The poem represents more than just the son’s recount of childhood baseball because the son wants to “let this be the sign” to his father that he loves and appreciates him (21). Moreover, the title of the poem, “Sign for My Father, Who Stressed the Bunt,” adds to this sense of the poem expressing the love the son shares for his father. Another symbol, or even implied metaphor, is the bunt which represents self-sacrifice by extension. Since the father desperately wants his son to understand the value of the “bunt,” he clearly cares deeply for his son. The son claims that his father “could drop it [the bunt] like a seed,” which implies that the father’s sacrifice has been gingerly placed in order to grow strong one day (8).
The AVID program has had a positive impact in my academics, and in my life by helping me focus, enrich, and solidify my goals. I can say with full confidence that AVID has become an integral part of my High School year that equipped me with the skills and knowledge needed to be successful in college.
Charles Baxter’s book “There’s Something I Want You to Do” is composed of ten chapter, each focussing on one of the seven deadly sins and their vices. The chapter that stood out the most to me (and what this essay will focus on) was the first chapter, titled Bravery. Besides the fact it’s main character is a doctor which is what I’m going to school for, the emotions described in this chapter were very genuine. But, before getting into the specific contents of the chapter, the idea behind the seven deadly sins must first be understood.
Malcolm London wrote this poem, “Grand Slam”, to communicate the fact that it is difficult leave poverty once you’re born into an impoverished neighborhood. London creates an extended metaphor throughout the poem to communicate in that it is difficult to leave an impoverished neighborhood. In the 15th and 4th stanzas, London writes, “bases loaded / with her offspring / who have never made it to the majors ... most of us have stopped short / of coming home / safe.”, and, “2nd base / a boarded up building”. Therefore, London uses the metaphor to compare his neighborhood to a baseball game by comparing a boarded up building in his neighborhood to second base in a baseball game. Furthermore, London expands on the extended metaphor by writing that

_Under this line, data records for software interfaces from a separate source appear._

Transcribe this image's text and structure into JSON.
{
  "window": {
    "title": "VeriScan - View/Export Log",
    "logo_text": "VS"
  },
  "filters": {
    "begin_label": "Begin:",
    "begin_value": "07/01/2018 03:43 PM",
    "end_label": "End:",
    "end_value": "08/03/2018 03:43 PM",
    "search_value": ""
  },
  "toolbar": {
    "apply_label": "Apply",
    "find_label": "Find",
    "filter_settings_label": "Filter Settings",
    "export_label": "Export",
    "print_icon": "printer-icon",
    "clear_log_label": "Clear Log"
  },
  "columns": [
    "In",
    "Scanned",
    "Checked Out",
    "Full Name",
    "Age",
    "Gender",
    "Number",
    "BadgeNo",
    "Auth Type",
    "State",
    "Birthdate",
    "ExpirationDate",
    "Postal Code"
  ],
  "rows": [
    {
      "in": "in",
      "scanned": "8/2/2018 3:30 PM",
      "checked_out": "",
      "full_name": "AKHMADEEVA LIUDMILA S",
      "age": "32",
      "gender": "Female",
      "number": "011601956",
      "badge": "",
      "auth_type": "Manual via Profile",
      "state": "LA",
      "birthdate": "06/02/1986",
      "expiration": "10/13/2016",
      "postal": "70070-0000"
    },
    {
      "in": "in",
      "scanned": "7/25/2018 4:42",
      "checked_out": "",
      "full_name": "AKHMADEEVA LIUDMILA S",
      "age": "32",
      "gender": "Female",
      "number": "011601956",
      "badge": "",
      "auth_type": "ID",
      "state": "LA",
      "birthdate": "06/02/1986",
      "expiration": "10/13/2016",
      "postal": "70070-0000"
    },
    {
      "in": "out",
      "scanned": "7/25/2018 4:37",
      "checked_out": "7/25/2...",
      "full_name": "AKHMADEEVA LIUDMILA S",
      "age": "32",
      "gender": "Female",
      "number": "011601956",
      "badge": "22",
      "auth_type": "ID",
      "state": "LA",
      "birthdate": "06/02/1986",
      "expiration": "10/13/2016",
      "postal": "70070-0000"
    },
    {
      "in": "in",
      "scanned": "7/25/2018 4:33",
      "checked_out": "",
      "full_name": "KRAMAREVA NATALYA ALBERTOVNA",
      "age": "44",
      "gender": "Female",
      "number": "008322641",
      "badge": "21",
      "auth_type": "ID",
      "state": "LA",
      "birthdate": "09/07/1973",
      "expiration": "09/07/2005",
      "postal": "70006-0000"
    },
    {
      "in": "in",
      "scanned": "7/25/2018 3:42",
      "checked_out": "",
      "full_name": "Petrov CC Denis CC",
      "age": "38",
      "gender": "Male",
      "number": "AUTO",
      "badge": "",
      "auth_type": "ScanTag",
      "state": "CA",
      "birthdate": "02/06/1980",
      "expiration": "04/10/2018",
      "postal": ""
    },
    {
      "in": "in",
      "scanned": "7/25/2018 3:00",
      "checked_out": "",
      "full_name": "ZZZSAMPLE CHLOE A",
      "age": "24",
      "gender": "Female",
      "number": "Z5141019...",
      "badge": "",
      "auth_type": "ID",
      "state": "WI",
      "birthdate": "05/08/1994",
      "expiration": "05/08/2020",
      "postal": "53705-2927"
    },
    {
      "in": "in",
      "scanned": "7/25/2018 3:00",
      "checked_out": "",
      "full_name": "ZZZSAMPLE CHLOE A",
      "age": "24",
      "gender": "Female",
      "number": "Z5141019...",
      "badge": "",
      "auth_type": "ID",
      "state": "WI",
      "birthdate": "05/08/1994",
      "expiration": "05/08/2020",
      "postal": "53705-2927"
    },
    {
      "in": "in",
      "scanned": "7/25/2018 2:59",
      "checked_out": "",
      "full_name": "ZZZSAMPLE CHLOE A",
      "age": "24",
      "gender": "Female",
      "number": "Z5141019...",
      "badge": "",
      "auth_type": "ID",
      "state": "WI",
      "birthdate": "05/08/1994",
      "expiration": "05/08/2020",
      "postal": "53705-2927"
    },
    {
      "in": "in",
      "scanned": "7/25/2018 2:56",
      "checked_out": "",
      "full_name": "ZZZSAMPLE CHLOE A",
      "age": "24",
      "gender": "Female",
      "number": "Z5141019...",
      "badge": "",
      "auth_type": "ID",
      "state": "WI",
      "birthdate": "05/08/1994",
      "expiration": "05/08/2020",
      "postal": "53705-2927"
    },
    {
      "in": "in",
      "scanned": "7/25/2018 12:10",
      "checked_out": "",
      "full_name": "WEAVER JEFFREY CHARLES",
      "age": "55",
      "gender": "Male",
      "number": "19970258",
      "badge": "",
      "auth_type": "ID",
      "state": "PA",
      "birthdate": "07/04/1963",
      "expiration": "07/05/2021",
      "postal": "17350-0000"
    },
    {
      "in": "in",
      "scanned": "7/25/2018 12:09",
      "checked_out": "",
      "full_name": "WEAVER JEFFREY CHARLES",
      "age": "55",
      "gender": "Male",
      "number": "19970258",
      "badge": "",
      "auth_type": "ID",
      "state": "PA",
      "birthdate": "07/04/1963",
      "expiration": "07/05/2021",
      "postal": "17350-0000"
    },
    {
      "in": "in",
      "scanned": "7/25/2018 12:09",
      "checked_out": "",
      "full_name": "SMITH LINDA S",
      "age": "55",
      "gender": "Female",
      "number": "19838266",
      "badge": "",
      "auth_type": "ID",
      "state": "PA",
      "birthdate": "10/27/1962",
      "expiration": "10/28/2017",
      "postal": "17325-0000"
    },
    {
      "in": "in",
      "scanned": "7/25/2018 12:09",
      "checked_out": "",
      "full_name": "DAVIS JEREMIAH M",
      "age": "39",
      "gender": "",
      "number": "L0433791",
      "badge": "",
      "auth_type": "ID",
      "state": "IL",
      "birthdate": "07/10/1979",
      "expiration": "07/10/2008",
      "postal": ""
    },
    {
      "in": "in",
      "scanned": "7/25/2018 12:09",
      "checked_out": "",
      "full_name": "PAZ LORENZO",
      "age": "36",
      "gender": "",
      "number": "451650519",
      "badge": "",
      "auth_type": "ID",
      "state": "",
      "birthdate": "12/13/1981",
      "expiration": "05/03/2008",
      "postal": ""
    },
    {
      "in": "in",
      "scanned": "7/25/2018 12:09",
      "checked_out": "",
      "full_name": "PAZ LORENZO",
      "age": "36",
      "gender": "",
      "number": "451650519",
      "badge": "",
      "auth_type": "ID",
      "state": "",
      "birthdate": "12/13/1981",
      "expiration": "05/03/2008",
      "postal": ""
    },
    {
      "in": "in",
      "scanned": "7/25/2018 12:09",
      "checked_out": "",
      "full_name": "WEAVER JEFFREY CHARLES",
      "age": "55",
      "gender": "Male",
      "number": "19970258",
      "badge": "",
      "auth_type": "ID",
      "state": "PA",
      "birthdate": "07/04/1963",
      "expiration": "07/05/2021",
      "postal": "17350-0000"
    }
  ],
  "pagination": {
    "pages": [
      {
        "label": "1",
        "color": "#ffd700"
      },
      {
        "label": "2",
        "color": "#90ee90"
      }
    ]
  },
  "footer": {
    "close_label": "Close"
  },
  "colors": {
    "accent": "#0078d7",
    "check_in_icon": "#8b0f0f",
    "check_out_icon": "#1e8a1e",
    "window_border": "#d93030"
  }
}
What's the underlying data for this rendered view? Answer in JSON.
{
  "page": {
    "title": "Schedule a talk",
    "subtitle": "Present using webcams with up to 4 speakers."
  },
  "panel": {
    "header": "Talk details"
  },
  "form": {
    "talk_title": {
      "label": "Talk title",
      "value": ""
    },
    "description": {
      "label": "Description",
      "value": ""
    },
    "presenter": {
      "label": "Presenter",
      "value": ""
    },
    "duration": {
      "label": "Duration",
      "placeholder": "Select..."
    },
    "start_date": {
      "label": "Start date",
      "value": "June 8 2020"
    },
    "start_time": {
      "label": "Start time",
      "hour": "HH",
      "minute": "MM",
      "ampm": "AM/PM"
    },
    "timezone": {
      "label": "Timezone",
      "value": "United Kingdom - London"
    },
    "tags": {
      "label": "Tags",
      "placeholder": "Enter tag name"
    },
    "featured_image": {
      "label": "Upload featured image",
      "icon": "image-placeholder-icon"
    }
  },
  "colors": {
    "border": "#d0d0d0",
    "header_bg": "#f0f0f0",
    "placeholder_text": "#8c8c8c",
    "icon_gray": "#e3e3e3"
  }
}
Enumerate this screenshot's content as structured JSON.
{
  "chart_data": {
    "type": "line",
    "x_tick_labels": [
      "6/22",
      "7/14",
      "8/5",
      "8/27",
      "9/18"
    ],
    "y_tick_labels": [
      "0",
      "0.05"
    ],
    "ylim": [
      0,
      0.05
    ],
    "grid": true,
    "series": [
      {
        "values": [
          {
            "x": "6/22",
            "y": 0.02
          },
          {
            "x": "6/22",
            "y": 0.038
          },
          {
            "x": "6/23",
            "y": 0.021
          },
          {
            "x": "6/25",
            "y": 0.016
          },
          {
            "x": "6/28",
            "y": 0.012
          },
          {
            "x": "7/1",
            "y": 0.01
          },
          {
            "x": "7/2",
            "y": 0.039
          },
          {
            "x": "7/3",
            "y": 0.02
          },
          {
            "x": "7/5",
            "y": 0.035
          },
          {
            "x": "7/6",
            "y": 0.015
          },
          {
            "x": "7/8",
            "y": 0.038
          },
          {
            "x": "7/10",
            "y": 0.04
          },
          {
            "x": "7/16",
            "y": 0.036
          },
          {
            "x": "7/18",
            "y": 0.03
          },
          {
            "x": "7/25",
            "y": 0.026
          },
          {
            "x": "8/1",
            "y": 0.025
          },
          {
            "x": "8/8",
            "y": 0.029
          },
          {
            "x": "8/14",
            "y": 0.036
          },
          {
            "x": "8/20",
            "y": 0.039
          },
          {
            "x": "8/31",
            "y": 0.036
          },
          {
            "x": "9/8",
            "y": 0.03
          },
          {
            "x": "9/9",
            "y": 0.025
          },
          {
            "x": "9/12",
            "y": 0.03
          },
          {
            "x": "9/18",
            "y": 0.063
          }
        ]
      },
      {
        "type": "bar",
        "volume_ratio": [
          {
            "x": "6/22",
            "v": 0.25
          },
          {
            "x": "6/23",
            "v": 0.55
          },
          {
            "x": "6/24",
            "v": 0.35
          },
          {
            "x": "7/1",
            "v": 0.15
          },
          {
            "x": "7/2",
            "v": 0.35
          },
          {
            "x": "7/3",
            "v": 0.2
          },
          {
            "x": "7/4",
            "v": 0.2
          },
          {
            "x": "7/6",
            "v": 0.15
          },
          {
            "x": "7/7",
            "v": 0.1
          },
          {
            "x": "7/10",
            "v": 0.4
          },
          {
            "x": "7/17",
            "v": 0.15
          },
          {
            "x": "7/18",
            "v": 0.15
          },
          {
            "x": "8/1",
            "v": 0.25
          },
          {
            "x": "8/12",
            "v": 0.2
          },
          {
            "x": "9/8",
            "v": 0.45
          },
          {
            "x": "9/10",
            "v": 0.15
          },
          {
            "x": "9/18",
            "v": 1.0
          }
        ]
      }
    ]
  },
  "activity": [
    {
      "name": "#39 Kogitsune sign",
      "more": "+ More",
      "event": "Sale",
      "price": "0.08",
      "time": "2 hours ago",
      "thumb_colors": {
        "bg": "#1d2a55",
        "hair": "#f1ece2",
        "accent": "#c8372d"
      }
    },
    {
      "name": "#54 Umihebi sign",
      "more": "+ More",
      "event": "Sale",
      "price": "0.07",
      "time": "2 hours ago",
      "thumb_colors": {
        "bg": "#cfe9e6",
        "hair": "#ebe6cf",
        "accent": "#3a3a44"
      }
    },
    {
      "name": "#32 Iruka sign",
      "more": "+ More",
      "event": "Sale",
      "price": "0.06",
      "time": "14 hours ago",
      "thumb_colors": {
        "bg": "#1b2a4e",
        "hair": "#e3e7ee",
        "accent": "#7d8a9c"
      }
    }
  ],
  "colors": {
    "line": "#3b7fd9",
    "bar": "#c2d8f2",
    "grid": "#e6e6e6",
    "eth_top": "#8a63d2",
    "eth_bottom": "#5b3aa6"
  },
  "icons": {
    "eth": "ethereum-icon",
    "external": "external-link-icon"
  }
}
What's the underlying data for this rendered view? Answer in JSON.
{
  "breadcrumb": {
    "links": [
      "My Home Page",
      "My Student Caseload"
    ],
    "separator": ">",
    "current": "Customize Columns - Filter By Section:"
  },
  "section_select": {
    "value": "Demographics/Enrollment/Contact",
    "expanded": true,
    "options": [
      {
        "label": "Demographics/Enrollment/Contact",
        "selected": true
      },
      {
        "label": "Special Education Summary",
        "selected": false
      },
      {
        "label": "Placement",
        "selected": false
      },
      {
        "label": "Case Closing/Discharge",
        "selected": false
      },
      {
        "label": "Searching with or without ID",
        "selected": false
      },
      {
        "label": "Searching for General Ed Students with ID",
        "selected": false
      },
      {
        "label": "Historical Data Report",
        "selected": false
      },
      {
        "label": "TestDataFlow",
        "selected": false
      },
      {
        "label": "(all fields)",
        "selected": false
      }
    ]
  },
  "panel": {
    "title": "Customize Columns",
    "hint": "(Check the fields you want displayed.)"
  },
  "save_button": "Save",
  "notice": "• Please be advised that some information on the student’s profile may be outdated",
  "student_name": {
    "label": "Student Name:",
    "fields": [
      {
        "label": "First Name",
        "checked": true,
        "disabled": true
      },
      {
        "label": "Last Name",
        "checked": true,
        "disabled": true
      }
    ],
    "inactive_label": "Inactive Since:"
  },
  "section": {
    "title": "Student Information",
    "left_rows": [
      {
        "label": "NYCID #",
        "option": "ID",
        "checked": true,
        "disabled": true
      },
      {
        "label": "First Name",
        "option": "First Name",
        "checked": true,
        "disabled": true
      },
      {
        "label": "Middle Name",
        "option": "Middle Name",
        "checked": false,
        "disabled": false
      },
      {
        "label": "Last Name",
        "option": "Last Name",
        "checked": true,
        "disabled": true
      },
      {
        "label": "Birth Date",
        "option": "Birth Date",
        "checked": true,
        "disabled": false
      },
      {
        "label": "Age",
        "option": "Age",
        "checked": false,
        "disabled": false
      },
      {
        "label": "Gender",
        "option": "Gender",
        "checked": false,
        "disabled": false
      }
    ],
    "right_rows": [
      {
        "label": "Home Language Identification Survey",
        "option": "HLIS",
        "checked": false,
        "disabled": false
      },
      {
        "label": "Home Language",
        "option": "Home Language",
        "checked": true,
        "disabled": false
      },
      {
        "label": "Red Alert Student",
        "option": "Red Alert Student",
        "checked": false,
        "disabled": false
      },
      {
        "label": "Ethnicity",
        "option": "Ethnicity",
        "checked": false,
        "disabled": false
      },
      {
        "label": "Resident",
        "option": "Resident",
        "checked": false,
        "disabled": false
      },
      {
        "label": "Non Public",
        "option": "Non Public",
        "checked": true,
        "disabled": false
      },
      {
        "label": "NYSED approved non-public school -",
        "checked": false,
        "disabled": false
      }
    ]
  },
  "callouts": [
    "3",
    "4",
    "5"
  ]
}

“The Weary Blues” and “The Harlem Dancer” both have a musical setting placed in a bar where the narrators describe what’s taking place with the use of alliteration. “The Weary Blues” conveys how skilled the piano player is with the quote, “He made that poor piano moan with melody” (Hughes, line 10) compared to “The Harlem Dancer” when they describe the performer’s dancing skills, “She sang and danced on gracefully and calm” (McKay, line 5). The narrators each describe themselves as enjoying the performances taking place in their own poems. The narrator of Hughes’ poem enjoys the performance without the disturbance of others, whereas in McKay’s the narrator is surrounded by others watching the dancer, “Applauding youths
The central theme of media manipulation and the consequences of that are explained and uncovered in Ryan Holiday’s book Trust Me I’m Lying: Confessions of a Media Manipulator. Holiday offers a brutally honest insight into the world of PR and journalism, one that many people can have trouble accepting and one that makes us doubt every form of media and advertisement around us and exposes the twisted relationship between online media and marketing. In the beginning of the book, Holiday admits that he is a liar, but asks the readers to believe everything he says. As mentioned in an article published by Poynter institute, “He has a point to make, but he 's like the addict warning of the dangers of drugs, all the while snorting a line and shaking his head at how bad it is” (Silverman, 2012). It’s a bold move asking to be trusted after admitting to